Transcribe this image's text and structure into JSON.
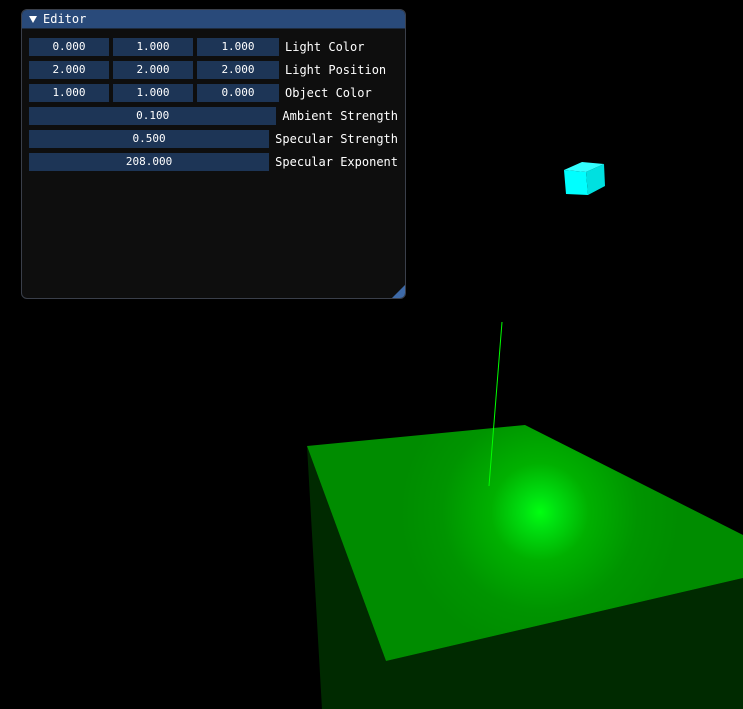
{
  "editor": {
    "title": "Editor",
    "rows": [
      {
        "values": [
          "0.000",
          "1.000",
          "1.000"
        ],
        "label": "Light Color"
      },
      {
        "values": [
          "2.000",
          "2.000",
          "2.000"
        ],
        "label": "Light Position"
      },
      {
        "values": [
          "1.000",
          "1.000",
          "0.000"
        ],
        "label": "Object Color"
      },
      {
        "values": [
          "0.100"
        ],
        "label": "Ambient Strength"
      },
      {
        "values": [
          "0.500"
        ],
        "label": "Specular Strength"
      },
      {
        "values": [
          "208.000"
        ],
        "label": "Specular Exponent"
      }
    ]
  },
  "colors": {
    "background": "#000000",
    "title_bar": "#294a7a",
    "field": "#1d3556",
    "light_cube": "#00ffff",
    "object_top": "#009000",
    "object_side": "#002a00",
    "ray": "#00ff00"
  }
}
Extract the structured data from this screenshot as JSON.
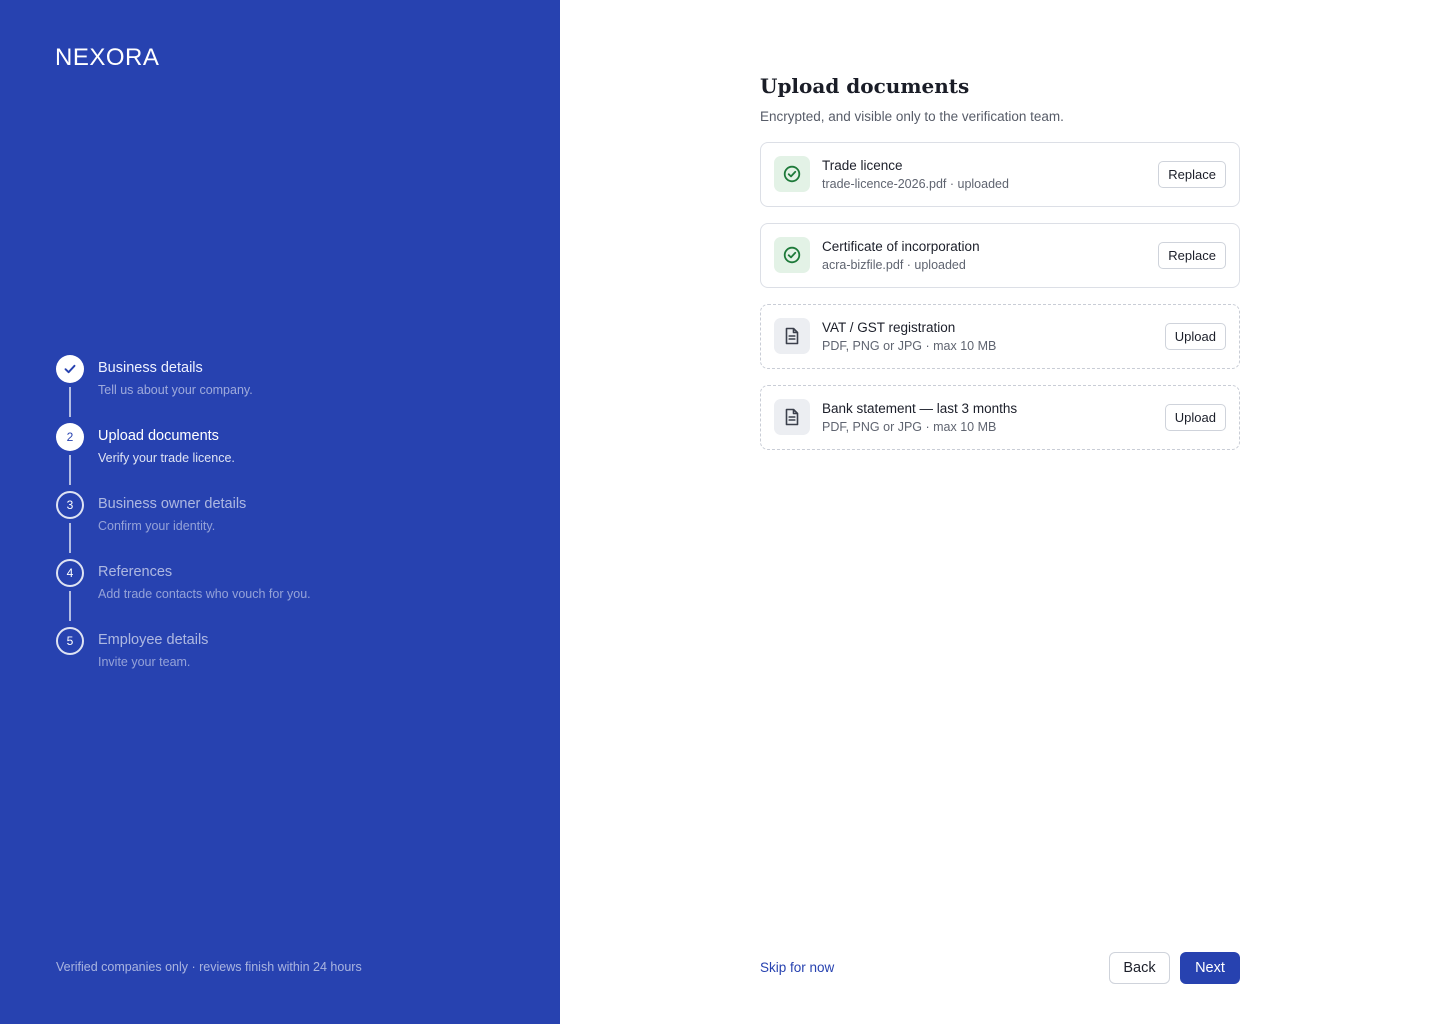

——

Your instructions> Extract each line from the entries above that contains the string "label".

Result below>
        "label": "Light Color"
        "label": "Light Position"
        "label": "Object Color"
        "label": "Ambient Strength"
        "label": "Specular Strength"
        "label": "Specular Exponent"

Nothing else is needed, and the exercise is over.